Dataset rows for apps and sites
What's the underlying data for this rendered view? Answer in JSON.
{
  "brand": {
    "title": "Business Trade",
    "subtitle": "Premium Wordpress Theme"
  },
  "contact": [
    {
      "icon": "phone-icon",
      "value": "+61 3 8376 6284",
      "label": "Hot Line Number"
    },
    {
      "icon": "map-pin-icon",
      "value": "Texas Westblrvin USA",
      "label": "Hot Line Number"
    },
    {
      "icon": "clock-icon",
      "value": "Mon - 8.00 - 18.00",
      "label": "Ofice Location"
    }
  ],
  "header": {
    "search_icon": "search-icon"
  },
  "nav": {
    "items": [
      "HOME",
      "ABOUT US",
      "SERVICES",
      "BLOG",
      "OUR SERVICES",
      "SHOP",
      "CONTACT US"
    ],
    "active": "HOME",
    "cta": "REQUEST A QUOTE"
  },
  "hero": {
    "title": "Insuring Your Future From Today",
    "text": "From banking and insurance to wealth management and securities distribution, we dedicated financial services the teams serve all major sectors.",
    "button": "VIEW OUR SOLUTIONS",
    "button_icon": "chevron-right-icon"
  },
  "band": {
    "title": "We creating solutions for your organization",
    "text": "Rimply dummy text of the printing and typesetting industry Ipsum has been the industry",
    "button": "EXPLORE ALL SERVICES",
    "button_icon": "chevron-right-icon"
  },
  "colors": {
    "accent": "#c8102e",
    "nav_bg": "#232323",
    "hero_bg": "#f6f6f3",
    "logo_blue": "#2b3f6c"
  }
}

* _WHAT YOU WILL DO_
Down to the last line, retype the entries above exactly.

* _ANSWER TO THIS TASK_
What's the underlying data for this rendered view? Answer in JSON.
{
  "brand": {
    "title": "Business Trade",
    "subtitle": "Premium Wordpress Theme"
  },
  "contact": [
    {
      "icon": "phone-icon",
      "value": "+61 3 8376 6284",
      "label": "Hot Line Number"
    },
    {
      "icon": "map-pin-icon",
      "value": "Texas Westblrvin USA",
      "label": "Hot Line Number"
    },
    {
      "icon": "clock-icon",
      "value": "Mon - 8.00 - 18.00",
      "label": "Ofice Location"
    }
  ],
  "header": {
    "search_icon": "search-icon"
  },
  "nav": {
    "items": [
      "HOME",
      "ABOUT US",
      "SERVICES",
      "BLOG",
      "OUR SERVICES",
      "SHOP",
      "CONTACT US"
    ],
    "active": "HOME",
    "cta": "REQUEST A QUOTE"
  },
  "hero": {
    "title": "Insuring Your Future From Today",
    "text": "From banking and insurance to wealth management and securities distribution, we dedicated financial services the teams serve all major sectors.",
    "button": "VIEW OUR SOLUTIONS",
    "button_icon": "chevron-right-icon"
  },
  "band": {
    "title": "We creating solutions for your organization",
    "text": "Rimply dummy text of the printing and typesetting industry Ipsum has been the industry",
    "button": "EXPLORE ALL SERVICES",
    "button_icon": "chevron-right-icon"
  },
  "colors": {
    "accent": "#c8102e",
    "nav_bg": "#232323",
    "hero_bg": "#f6f6f3",
    "logo_blue": "#2b3f6c"
  }
}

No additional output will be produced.